• _Your goal_
All of the entries, apart from their pictures, are to be copied verbatim.
◆ ◆ ◆ ◆ ◆ ◆ ◆
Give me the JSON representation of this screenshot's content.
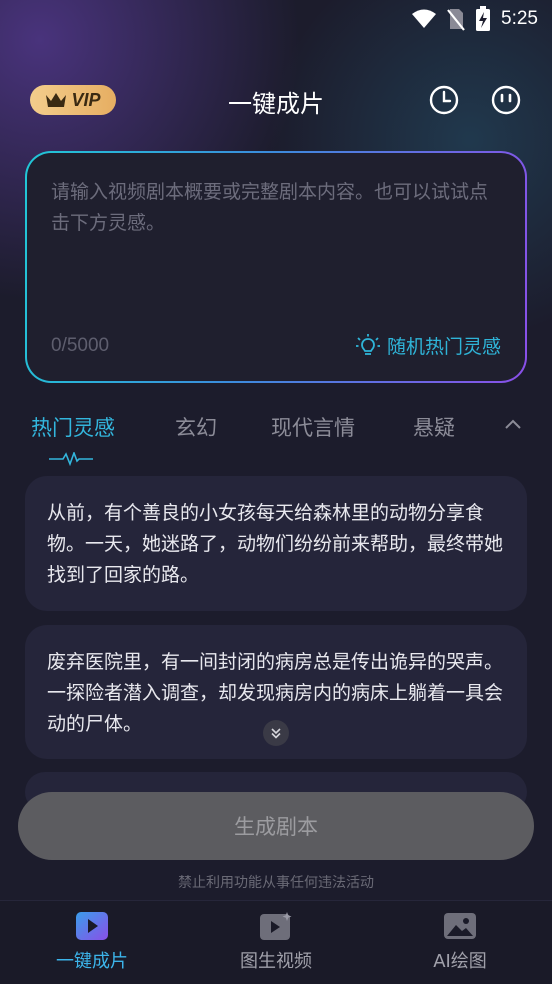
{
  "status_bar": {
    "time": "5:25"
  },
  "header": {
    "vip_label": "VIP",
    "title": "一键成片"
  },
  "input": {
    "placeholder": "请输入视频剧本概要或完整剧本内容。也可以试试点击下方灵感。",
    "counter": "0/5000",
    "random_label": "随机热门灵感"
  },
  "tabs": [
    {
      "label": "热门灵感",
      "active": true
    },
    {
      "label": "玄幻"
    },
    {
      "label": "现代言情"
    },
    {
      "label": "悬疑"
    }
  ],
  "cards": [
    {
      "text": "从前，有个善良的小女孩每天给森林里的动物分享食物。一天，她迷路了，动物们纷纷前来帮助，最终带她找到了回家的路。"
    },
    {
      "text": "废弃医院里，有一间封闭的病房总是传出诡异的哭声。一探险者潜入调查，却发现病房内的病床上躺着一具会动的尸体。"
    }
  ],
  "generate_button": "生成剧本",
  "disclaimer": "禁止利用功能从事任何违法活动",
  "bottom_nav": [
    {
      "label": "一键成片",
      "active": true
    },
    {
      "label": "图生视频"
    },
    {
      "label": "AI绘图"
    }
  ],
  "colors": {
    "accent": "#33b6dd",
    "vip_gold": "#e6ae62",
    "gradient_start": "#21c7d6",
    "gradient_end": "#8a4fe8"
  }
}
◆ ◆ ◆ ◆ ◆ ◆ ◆
• _Answer box_
Give me the JSON representation of this screenshot's content.
{
  "status_bar": {
    "time": "5:25"
  },
  "header": {
    "vip_label": "VIP",
    "title": "一键成片"
  },
  "input": {
    "placeholder": "请输入视频剧本概要或完整剧本内容。也可以试试点击下方灵感。",
    "counter": "0/5000",
    "random_label": "随机热门灵感"
  },
  "tabs": [
    {
      "label": "热门灵感",
      "active": true
    },
    {
      "label": "玄幻"
    },
    {
      "label": "现代言情"
    },
    {
      "label": "悬疑"
    }
  ],
  "cards": [
    {
      "text": "从前，有个善良的小女孩每天给森林里的动物分享食物。一天，她迷路了，动物们纷纷前来帮助，最终带她找到了回家的路。"
    },
    {
      "text": "废弃医院里，有一间封闭的病房总是传出诡异的哭声。一探险者潜入调查，却发现病房内的病床上躺着一具会动的尸体。"
    }
  ],
  "generate_button": "生成剧本",
  "disclaimer": "禁止利用功能从事任何违法活动",
  "bottom_nav": [
    {
      "label": "一键成片",
      "active": true
    },
    {
      "label": "图生视频"
    },
    {
      "label": "AI绘图"
    }
  ],
  "colors": {
    "accent": "#33b6dd",
    "vip_gold": "#e6ae62",
    "gradient_start": "#21c7d6",
    "gradient_end": "#8a4fe8"
  }
}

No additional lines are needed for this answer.